This past February, I was diagnosed with a rare form of Leukemia—a complete shock to my system. Cancer doesn’t run in my family, and I always thought Leukemia was something that young children got. Not 24-year-olds. I thought my life was over.
Luckily, it wasn’t just yet. As I learned, Leukemia is very treatable. Fortunately, I responded very well to those treatments. After two months in the hospital, (about half of the time without visitors because of COVID-19 precautions), I was in remission. However, I was laughably far from being done with the cancer experience. After a few more cycles of chemo, I was highly advised to get a bone marrow transplant to prevent the disease from coming back. I don’t know how familiar you might be with bone marrow transplants, but I knew absolutely nothing about them. In the months approaching my transplant, I was educated on how life changing of an event that it is, and how difficult and lengthy of a recovery process it has. Great. 2020 was going to be a long year.
I had one of my first conversations with my social worker. She told me about the AYA (Adolescent and Young Adult) cancer community and about all of the resources that were available for me.
Earlier on in my long year, during my initial hospital stay, I had one of my first conversations with my social worker. She told me about the AYA (Adolescent and Young Adult) cancer community and about all of the resources that were available for me. She asked me questions about myself, and I happened to mention that I’m interested in music. That sentence turned out to be one of the best things I’ve ever uttered. She connected me with Teen Cancer America, specifically their Play It Back music program. A few days later, I met music producer Kenli over the phone so he could explain Play It Back to me. I almost couldn’t believe what I was hearing. He writes and produces original songs with AYA cancer patients like me, just because he has the heart for it? Well, it just so happens that writing and producing my own music has been my greatest dream for years. The only problem was, I had no idea where to start. And here he was, a professional music producer telling me that he can help make my dream come true at absolutely no cost to me.
As I went through chemo, radiation, and finally transplant, I was delighted to be involved with Kenli, co-founder Hilary, and the rest of the Play It Back artists. I could have a bone marrow biopsy in the morning, but look forward to a fun music-related weekly Zoom call (“Music Mondays”) with everyone in the evening. I always joke morbidly with my friends: “I should have gotten cancer a long time ago because this is awesome!” I’m also extremely impressed with how the program has carried on throughout the COVID-19 pandemic. I’m sure that the entire program could have been put on pause because we can’t go to Kenli’s studio in person at the moment, but it kept going. Recording sessions were switched to video calls and the aforementioned “Music Mondays” were instated. If the amount of effort wasn’t put in to work with all of us remotely, my entire 2020 would have been much different and much lonelier. I’m grateful to say that this year I have learned a ton about making music, gained new friends (that I hope to meet in person soon!), written several original songs, and am very close to having my first ever fully produced song. Who knew this could all be possible for someone who spent most of 2020 feeling sick?
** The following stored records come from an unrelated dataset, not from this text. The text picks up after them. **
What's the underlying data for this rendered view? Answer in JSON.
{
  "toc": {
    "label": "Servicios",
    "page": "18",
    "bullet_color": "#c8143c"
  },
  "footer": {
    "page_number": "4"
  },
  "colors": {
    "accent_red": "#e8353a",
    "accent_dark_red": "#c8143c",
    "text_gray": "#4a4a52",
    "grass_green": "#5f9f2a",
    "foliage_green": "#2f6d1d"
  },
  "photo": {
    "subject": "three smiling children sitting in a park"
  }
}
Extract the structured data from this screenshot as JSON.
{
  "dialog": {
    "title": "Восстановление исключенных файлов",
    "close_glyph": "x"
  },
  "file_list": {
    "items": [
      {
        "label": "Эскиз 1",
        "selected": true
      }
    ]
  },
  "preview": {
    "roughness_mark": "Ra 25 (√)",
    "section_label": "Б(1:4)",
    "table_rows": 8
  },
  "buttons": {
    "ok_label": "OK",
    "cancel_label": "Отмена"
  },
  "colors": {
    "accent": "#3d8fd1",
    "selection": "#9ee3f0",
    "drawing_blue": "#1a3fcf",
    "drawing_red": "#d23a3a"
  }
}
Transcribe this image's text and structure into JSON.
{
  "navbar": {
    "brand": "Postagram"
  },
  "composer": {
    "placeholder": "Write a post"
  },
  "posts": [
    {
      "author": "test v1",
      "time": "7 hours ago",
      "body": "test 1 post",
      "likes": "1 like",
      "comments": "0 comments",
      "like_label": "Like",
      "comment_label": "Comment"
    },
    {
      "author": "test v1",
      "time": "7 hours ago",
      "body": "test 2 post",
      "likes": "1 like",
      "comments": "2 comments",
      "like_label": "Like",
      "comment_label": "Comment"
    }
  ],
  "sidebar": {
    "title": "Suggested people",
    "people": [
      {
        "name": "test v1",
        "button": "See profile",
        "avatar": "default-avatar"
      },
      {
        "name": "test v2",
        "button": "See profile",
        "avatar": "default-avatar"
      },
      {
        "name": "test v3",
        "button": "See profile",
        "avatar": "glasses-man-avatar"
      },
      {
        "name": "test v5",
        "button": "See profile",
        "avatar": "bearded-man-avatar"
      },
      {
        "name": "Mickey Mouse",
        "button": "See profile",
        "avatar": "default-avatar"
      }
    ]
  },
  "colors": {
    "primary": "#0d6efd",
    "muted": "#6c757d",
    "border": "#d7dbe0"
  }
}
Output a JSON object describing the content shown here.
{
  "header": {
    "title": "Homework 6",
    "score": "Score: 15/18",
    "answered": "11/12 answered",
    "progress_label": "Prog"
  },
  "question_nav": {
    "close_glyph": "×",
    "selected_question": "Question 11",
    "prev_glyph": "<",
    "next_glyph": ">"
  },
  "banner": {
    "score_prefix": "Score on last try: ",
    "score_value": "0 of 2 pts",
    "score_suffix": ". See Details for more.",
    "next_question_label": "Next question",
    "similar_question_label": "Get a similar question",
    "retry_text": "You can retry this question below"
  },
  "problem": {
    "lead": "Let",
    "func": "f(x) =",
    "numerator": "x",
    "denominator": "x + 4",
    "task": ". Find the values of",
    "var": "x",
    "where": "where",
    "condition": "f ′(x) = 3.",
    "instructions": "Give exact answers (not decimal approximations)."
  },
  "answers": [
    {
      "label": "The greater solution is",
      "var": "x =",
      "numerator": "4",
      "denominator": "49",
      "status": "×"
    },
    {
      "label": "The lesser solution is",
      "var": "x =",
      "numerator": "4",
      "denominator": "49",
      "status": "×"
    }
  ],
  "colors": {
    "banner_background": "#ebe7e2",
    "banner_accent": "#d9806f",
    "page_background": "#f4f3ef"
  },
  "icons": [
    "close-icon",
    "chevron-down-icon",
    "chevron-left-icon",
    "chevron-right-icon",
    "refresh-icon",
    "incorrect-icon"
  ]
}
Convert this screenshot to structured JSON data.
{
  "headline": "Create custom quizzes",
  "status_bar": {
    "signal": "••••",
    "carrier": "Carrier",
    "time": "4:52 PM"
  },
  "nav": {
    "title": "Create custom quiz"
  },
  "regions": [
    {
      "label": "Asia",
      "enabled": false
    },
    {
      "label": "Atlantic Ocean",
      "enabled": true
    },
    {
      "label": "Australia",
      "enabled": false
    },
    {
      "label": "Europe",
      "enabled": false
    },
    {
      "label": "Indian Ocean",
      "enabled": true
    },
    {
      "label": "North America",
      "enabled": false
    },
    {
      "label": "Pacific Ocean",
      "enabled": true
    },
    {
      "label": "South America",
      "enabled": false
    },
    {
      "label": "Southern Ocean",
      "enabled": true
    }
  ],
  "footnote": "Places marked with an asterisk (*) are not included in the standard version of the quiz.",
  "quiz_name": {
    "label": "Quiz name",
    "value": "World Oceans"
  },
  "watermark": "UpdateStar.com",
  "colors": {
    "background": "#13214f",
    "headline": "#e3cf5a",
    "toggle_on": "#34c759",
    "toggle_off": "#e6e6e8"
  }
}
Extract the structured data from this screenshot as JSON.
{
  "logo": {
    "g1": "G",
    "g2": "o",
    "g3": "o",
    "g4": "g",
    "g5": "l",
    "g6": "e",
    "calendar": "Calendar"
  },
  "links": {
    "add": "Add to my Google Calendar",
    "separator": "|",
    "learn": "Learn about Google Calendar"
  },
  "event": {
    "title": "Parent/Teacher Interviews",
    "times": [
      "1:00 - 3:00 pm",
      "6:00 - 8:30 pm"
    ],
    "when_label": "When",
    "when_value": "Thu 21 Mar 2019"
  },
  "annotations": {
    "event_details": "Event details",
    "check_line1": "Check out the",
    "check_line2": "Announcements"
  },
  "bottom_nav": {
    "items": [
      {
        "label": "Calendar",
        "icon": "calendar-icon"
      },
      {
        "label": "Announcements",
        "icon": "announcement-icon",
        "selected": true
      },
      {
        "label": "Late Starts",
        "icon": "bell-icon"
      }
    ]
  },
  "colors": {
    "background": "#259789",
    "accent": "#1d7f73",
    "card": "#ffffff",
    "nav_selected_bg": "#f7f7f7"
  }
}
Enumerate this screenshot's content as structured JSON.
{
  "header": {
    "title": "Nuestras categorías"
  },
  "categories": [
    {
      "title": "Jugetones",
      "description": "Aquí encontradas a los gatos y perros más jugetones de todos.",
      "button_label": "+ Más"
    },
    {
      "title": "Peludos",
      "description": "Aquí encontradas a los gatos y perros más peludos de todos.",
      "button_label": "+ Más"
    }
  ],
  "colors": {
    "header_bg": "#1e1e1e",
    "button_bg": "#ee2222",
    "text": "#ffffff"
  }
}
If the amount of effort wasn’t put in to work with all of us remotely, my entire 2020 would have been much different and much lonelier.
The song that I’m working on right now is called “Above.” It’s about the miracles that God has done in my life throughout this scary cancer experience. He’s brought in incredible people and opportunities, kept me from mental breakdown, and made me a stronger person. One of the most important parts of the song for me is when I sing the line: “It’s not the end for me. It’s a beginning.” I wrote that line to remind myself that I have so much more left to do. My life isn’t over like I thought it was that day in February when I was diagnosed. While I still have my moments of mental weakness as I’m still recovering from my bone marrow transplant, I know in my heart that this year is a miracle—a story that I will tell many years from now. I’m thankful to Teen Cancer America for being part of that miracle.